DATA EXTRACTS ->
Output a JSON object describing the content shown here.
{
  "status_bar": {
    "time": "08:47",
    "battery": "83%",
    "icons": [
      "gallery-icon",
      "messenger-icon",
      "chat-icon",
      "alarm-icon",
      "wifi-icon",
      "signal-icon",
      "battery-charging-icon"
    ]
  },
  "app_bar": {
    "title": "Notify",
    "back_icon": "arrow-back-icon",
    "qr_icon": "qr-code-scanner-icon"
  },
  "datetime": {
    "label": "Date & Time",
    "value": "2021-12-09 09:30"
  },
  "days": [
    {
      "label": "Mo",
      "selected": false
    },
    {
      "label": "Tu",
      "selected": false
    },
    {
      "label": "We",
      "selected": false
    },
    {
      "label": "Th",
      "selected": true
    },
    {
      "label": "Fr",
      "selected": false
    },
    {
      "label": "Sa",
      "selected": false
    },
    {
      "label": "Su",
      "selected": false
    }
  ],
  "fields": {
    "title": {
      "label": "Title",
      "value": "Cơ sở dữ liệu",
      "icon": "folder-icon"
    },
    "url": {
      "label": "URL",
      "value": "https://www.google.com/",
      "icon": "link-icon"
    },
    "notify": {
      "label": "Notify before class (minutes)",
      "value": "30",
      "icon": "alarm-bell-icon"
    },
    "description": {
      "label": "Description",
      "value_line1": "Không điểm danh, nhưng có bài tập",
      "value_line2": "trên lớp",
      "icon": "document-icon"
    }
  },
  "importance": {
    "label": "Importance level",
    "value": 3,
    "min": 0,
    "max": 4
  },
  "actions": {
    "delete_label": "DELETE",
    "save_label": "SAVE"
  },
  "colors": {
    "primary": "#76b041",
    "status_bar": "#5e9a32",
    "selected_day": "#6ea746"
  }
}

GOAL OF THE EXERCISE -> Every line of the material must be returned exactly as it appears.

RESPONSE AREA ->
Output a JSON object describing the content shown here.
{
  "status_bar": {
    "time": "08:47",
    "battery": "83%",
    "icons": [
      "gallery-icon",
      "messenger-icon",
      "chat-icon",
      "alarm-icon",
      "wifi-icon",
      "signal-icon",
      "battery-charging-icon"
    ]
  },
  "app_bar": {
    "title": "Notify",
    "back_icon": "arrow-back-icon",
    "qr_icon": "qr-code-scanner-icon"
  },
  "datetime": {
    "label": "Date & Time",
    "value": "2021-12-09 09:30"
  },
  "days": [
    {
      "label": "Mo",
      "selected": false
    },
    {
      "label": "Tu",
      "selected": false
    },
    {
      "label": "We",
      "selected": false
    },
    {
      "label": "Th",
      "selected": true
    },
    {
      "label": "Fr",
      "selected": false
    },
    {
      "label": "Sa",
      "selected": false
    },
    {
      "label": "Su",
      "selected": false
    }
  ],
  "fields": {
    "title": {
      "label": "Title",
      "value": "Cơ sở dữ liệu",
      "icon": "folder-icon"
    },
    "url": {
      "label": "URL",
      "value": "https://www.google.com/",
      "icon": "link-icon"
    },
    "notify": {
      "label": "Notify before class (minutes)",
      "value": "30",
      "icon": "alarm-bell-icon"
    },
    "description": {
      "label": "Description",
      "value_line1": "Không điểm danh, nhưng có bài tập",
      "value_line2": "trên lớp",
      "icon": "document-icon"
    }
  },
  "importance": {
    "label": "Importance level",
    "value": 3,
    "min": 0,
    "max": 4
  },
  "actions": {
    "delete_label": "DELETE",
    "save_label": "SAVE"
  },
  "colors": {
    "primary": "#76b041",
    "status_bar": "#5e9a32",
    "selected_day": "#6ea746"
  }
}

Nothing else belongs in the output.